And that again requires co-design approaches, involving potential suers from the start in designing and developing learning processes and applications. Learning layers is making good progress with this and I am increasingly confident that the project can transcend the divide between the physical and digital worlds.

Tweetbacks/Trackbacks/Pingbacks

  1. […] on http://www.pontydysgu.org Évaluez ceci :Share this:TwitterFacebookEmailGoogle +1ImprimerWordPress:J’aimeSoyez le […]

  2. […] Linking mobile learning to real world artefacts and tools More on work based mobile learning. One of the major problems with Technology Enhanced Mobile Learning has been the split between the digital and … http://www.pontydysgu.org/…/linking-mobile-learning-to-real-worl… […]

  • Search Pontydysgu.org

    News Bites

    Jobs in cyber security

    In a new fact sheet the Tech Partnership reveals that UK cyber workforce has grown by 160% in the five years to 2016. 58,000 people now work in cyber security, up from 22,000 in 2011, and they command an average salary of over £57,000 a year – 15% higher than tech specialists as a whole, and up 7% on last year. Just under half of the cyber workforce is employed in the digital industries, while banking accounts for one in five, and the public sector for 12%.


    Number students outside EU falls in UK

    Times Higher Education reports the number of first-year students from outside the European Union enrolling at UK universities fell by 1 per cent from 2014-15 to 2015-16, according to data released by the Higher Education Statistics Agency.

    Data from the past five years show which countries are sending fewer students to study in the UK.

    Despite a large increase in the number of students enrolling from China, a cohort that has grown by 12,500 since 2011-12, enrolments by students from India fell by 13,150 over the same period.

    Other notable changes include an increase in students from Hong Kong, Singapore and Malaysia and a fall in students from Saudi Arabia and Nigeria.


    Peer Review

    According to the Guardian, research conducted with more than 6,300 authors of journal articles, peer reviewers and journal editors revealed that over two-thirds of researchers who have never peer reviewed a paper would like to. Of that group (drawn from the full range of subject areas) more than 60% said they would like the option to attend a workshop or formal training on peer reviewing.
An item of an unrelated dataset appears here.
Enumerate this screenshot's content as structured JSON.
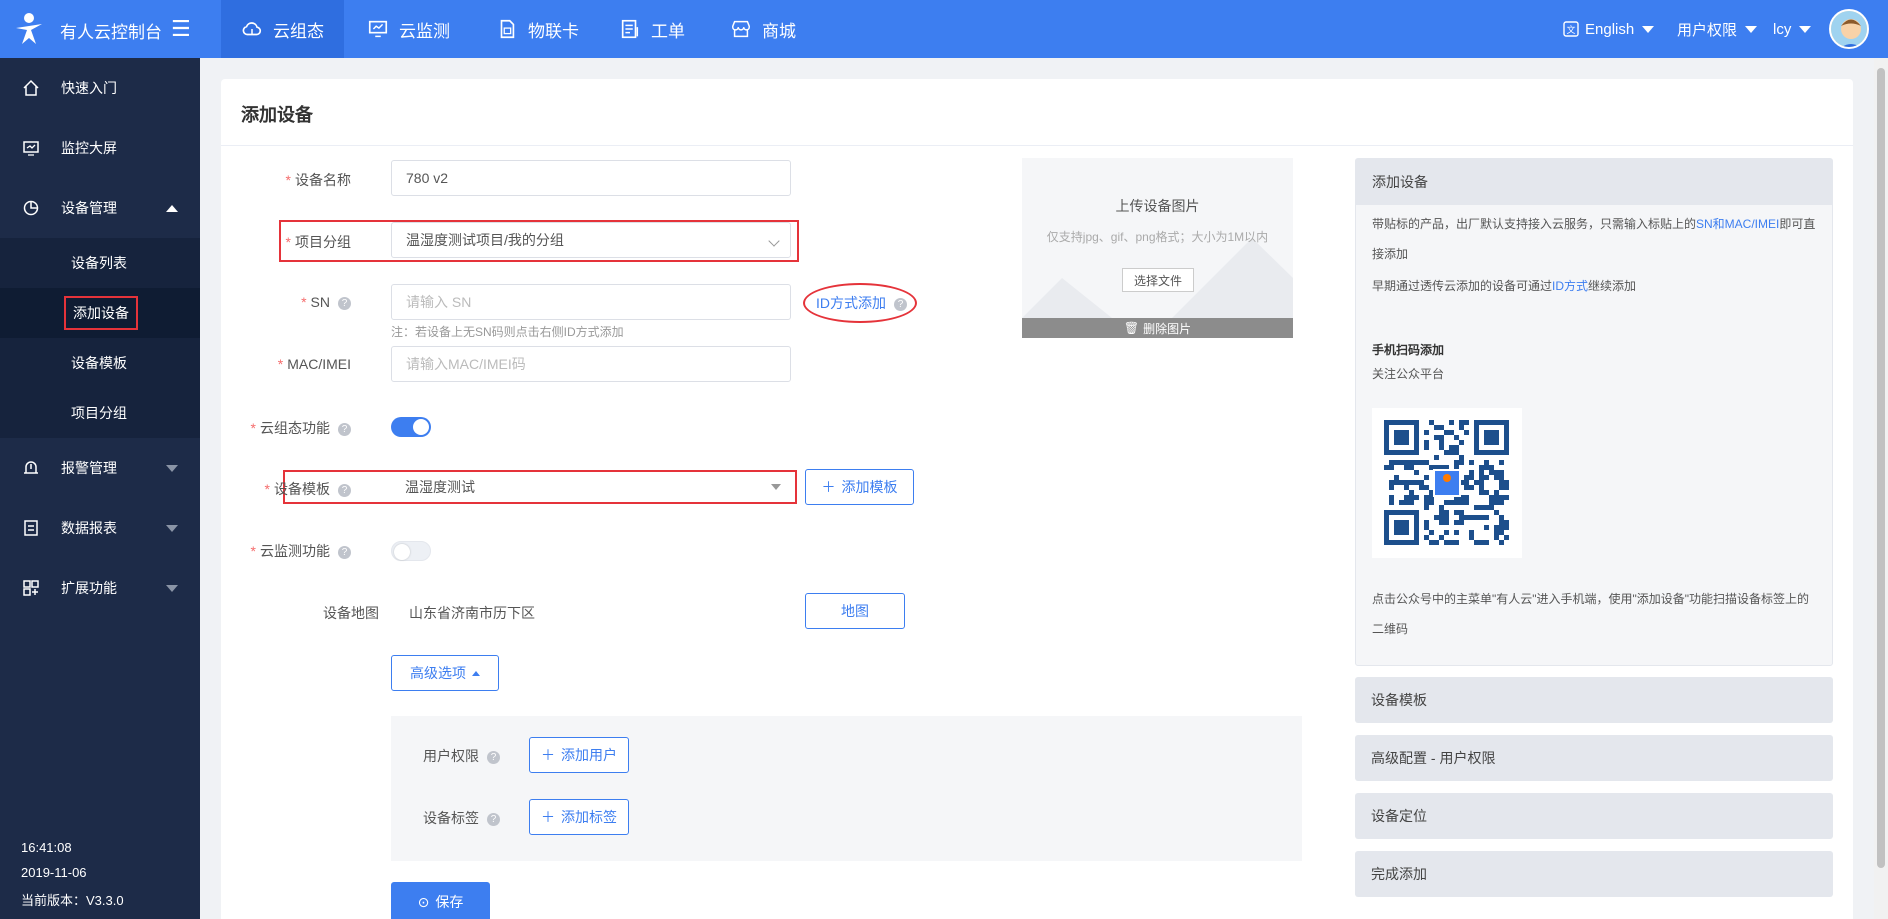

At the same time, over two-thirds of journal editors told the researchers that it is difficult to find reviewers


    Teachers and overtime
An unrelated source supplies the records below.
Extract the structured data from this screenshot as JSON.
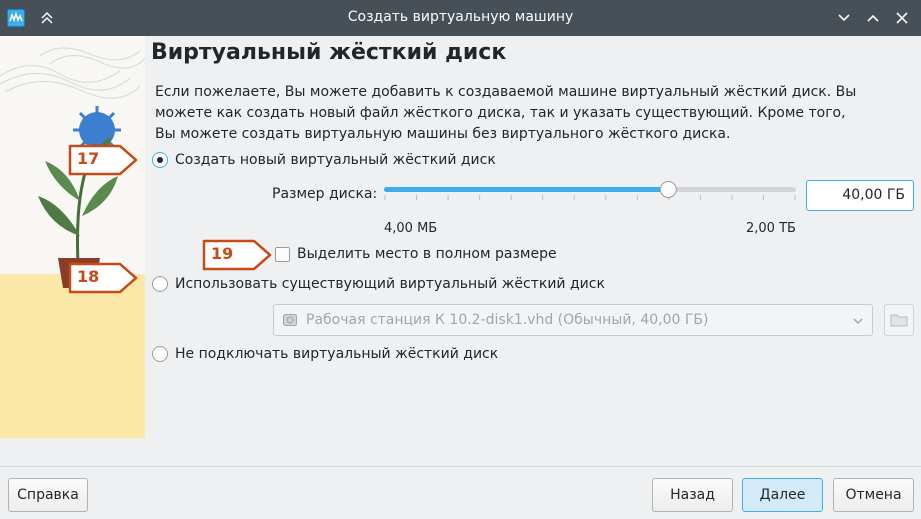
{
  "window": {
    "title": "Создать виртуальную машину"
  },
  "page": {
    "heading": "Виртуальный жёсткий диск",
    "description": "Если пожелаете, Вы можете добавить к создаваемой машине виртуальный жёсткий диск. Вы можете как создать новый файл жёсткого диска, так и указать существующий. Кроме того, Вы можете создать виртуальную машины без виртуального жёсткого диска."
  },
  "options": {
    "create_new": {
      "label": "Создать новый виртуальный жёсткий диск",
      "checked": true
    },
    "use_existing": {
      "label": "Использовать существующий виртуальный жёсткий диск",
      "checked": false
    },
    "no_disk": {
      "label": "Не подключать виртуальный жёсткий диск",
      "checked": false
    }
  },
  "disk_size": {
    "label": "Размер диска:",
    "value": "40,00 ГБ",
    "min_label": "4,00 МБ",
    "max_label": "2,00 ТБ",
    "slider_fraction": 0.69
  },
  "preallocate": {
    "label": "Выделить место в полном размере",
    "checked": false
  },
  "existing_disk": {
    "selected": "Рабочая станция К 10.2-disk1.vhd (Обычный, 40,00 ГБ)"
  },
  "badges": [
    "17",
    "18",
    "19"
  ],
  "buttons": {
    "help": "Справка",
    "back": "Назад",
    "next": "Далее",
    "cancel": "Отмена"
  },
  "colors": {
    "titlebar": "#475057",
    "accent": "#3daee9",
    "badge_outline": "#c74b16"
  },
  "icons": {
    "app": "virtualbox-icon",
    "keep_above": "chevron-up-double-icon",
    "minimize": "chevron-down-icon",
    "maximize": "chevron-up-icon",
    "close": "close-icon",
    "disk": "hard-disk-icon",
    "folder": "folder-icon",
    "combo": "chevron-down-icon"
  }
}
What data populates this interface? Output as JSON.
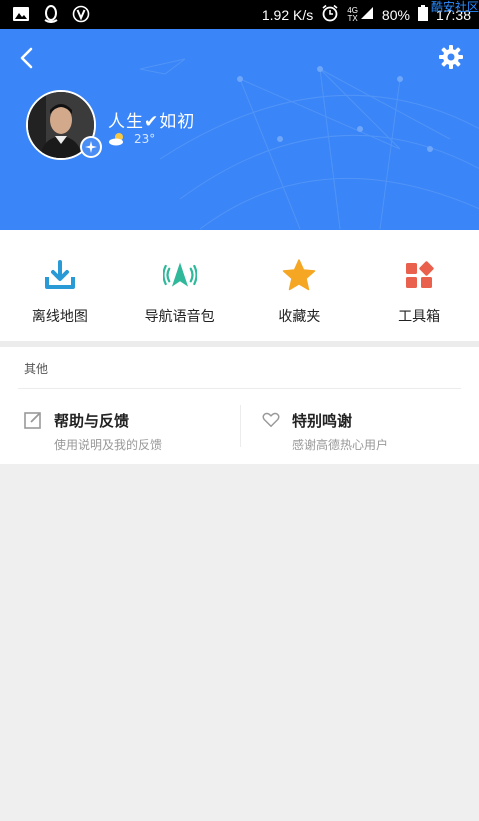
{
  "status_bar": {
    "speed": "1.92 K/s",
    "net_top": "4G",
    "net_bottom": "TX",
    "battery": "80%",
    "time": "17:38",
    "watermark": "酷安社区"
  },
  "profile": {
    "username": "人生✔如初",
    "temperature": "23°"
  },
  "tools": [
    {
      "label": "离线地图",
      "icon": "download-icon",
      "color": "#2a9ad6"
    },
    {
      "label": "导航语音包",
      "icon": "voice-nav-icon",
      "color": "#2fb89a"
    },
    {
      "label": "收藏夹",
      "icon": "star-icon",
      "color": "#f5a623"
    },
    {
      "label": "工具箱",
      "icon": "toolbox-icon",
      "color": "#e9604c"
    }
  ],
  "other": {
    "title": "其他",
    "help": {
      "title": "帮助与反馈",
      "subtitle": "使用说明及我的反馈"
    },
    "thanks": {
      "title": "特别鸣谢",
      "subtitle": "感谢高德热心用户"
    }
  },
  "colors": {
    "header_blue": "#3a85f7",
    "background": "#efefef"
  }
}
    According to the TES teachers in the UK “are more likely to work unpaid overtime than staff in any other industry, with some working almost 13 extra hours per week, according to research.

    A study of official figures from the Trades Union Congress (TUC) found that 61.4 per cent of primary school teachers worked unpaid overtime in 2014, equating to 12.9 additional hours a week.

    Among secondary teachers, 57.5 per cent worked unpaid overtime, with an average of 12.5 extra hours.

    Across all education staff, including teachers, teaching assistants, playground staff, cleaners and caretakers, 37.6 per cent worked unpaid overtime – a figure higher than that for any other sector.”


    Other Pontydysgu Spaces

    • Pontydysgu on the Web

      pbwiki
      Our Wikispace for teaching and learning
      Sounds of the Bazaar Radio LIVE
      Join our Sounds of the Bazaar Facebook goup. Just click on the logo above.

      We will be at Online Educa Berlin 2015. See the info above. The stream URL to play in your application is Stream URL or go to our new stream webpage here SoB Stream Page.

  • Twitter

  • RT @ESRC Being Human, the UK’s festival of the humanities, returns 17-25 Nov 2017. Applications for funding close 10 Apr ow.ly/yyxc309ahUb

    About 5 hours ago from Cristina Costa's Twitter via TweetDeck

  • Sounds of the Bazaar AudioBoo

  • Recent Posts

  • Archives

  • Meta

  • Upcoming Events

      There are no events.
  • Categories